Dataset rows describing interfaces
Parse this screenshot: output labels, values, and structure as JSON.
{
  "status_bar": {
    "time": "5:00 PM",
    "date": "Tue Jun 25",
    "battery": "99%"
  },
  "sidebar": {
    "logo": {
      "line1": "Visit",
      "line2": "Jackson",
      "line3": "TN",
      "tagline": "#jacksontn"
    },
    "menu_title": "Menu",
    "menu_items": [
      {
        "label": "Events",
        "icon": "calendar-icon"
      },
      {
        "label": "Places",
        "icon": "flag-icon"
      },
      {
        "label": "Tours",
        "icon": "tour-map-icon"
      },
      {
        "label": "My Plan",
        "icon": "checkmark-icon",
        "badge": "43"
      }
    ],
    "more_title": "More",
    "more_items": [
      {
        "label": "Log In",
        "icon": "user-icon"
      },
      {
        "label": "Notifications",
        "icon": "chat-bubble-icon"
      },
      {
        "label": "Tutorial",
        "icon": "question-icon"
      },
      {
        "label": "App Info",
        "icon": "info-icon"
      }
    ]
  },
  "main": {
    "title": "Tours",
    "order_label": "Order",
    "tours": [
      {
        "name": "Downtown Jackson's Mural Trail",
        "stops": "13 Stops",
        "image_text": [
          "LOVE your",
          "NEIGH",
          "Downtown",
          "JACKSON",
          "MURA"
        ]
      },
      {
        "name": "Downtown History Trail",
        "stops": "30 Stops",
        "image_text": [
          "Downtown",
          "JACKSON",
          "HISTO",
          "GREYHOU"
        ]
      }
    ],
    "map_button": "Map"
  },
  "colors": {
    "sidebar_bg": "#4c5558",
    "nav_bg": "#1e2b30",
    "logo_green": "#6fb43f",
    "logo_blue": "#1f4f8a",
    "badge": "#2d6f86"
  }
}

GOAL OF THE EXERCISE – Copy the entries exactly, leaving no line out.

REPLY –
Parse this screenshot: output labels, values, and structure as JSON.
{
  "status_bar": {
    "time": "5:00 PM",
    "date": "Tue Jun 25",
    "battery": "99%"
  },
  "sidebar": {
    "logo": {
      "line1": "Visit",
      "line2": "Jackson",
      "line3": "TN",
      "tagline": "#jacksontn"
    },
    "menu_title": "Menu",
    "menu_items": [
      {
        "label": "Events",
        "icon": "calendar-icon"
      },
      {
        "label": "Places",
        "icon": "flag-icon"
      },
      {
        "label": "Tours",
        "icon": "tour-map-icon"
      },
      {
        "label": "My Plan",
        "icon": "checkmark-icon",
        "badge": "43"
      }
    ],
    "more_title": "More",
    "more_items": [
      {
        "label": "Log In",
        "icon": "user-icon"
      },
      {
        "label": "Notifications",
        "icon": "chat-bubble-icon"
      },
      {
        "label": "Tutorial",
        "icon": "question-icon"
      },
      {
        "label": "App Info",
        "icon": "info-icon"
      }
    ]
  },
  "main": {
    "title": "Tours",
    "order_label": "Order",
    "tours": [
      {
        "name": "Downtown Jackson's Mural Trail",
        "stops": "13 Stops",
        "image_text": [
          "LOVE your",
          "NEIGH",
          "Downtown",
          "JACKSON",
          "MURA"
        ]
      },
      {
        "name": "Downtown History Trail",
        "stops": "30 Stops",
        "image_text": [
          "Downtown",
          "JACKSON",
          "HISTO",
          "GREYHOU"
        ]
      }
    ],
    "map_button": "Map"
  },
  "colors": {
    "sidebar_bg": "#4c5558",
    "nav_bg": "#1e2b30",
    "logo_green": "#6fb43f",
    "logo_blue": "#1f4f8a",
    "badge": "#2d6f86"
  }
}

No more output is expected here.